I carefully picked up every stitch along my row and set out to knit again!  I started out with an additional set of short rows, because I wanted to make sure that the drape tapered a bit more towards the knee.  (I’m not certain I actually needed to do this… it just felt like I should and at this point… the sweater was unwearable so what’s the harm of trying imo.)  My thought was that the issue was that the taper of the main drape wasn’t at a sharp enough angle, so I increased my decreases by half again.  I’d left my shorter side drape pinned in place so I had a comparison for length to aim for.   I got to the end of the new tail of the drape and laid the sweater out for comparison.

The measure here is lined up with the new tail and the side drape point.

The measure here is lined up with the new tail and the side drape point.

It looked to be significantly closer in alignment than the original!  I knew since my side drape was just pinned at this point, that I could adjust that piece as well, and so this looked to be markedly successful!  So I got out my scissors and amputated the other side of the drape tail.  I followed the same basic directions of short row set followed by increased decreases.  I did lay out my sweater repeatedly to check if I was on-target for matching.

So after stitching a new front tail… I re-seamed my long seam, and stitched down the side drape and….

SUCCESS!

SUCCESS!

It is absolutely much more symmetrical!

Now… I am a little bit uncertain how I feel about this sweater, but I’m not sure if that’s the taint of the earlier disappointment or something else.  I’m wearing it today… and we shall see.  Here’s some wearing photos so you can see the fit.

Show in standard Misscarlotta not-quite-focus

Show in standard Misscarlotta not-quite-focus

And the other side:

Front knee is slightly bent.

Front knee is slightly bent.

So there you have it… the final results of Doctah Knittah!

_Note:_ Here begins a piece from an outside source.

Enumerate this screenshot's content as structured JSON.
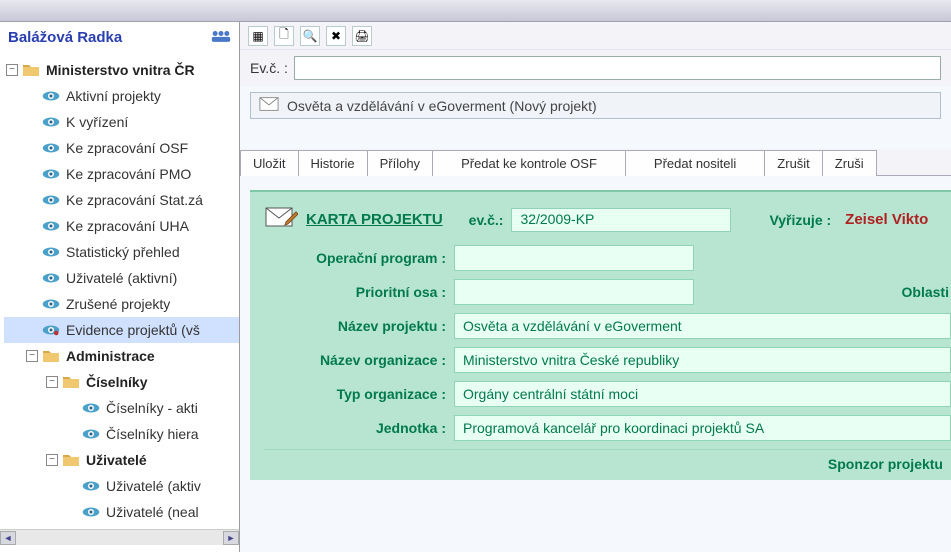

As a side note… I am so very glad this wasn’t my first sweater and that Ben’s Ben was so successful, because as I look at future knitting projects, prior results make a huge impact.  I haven’t yet made a second pair of socks… because the first pair was so dang boring on sock #2.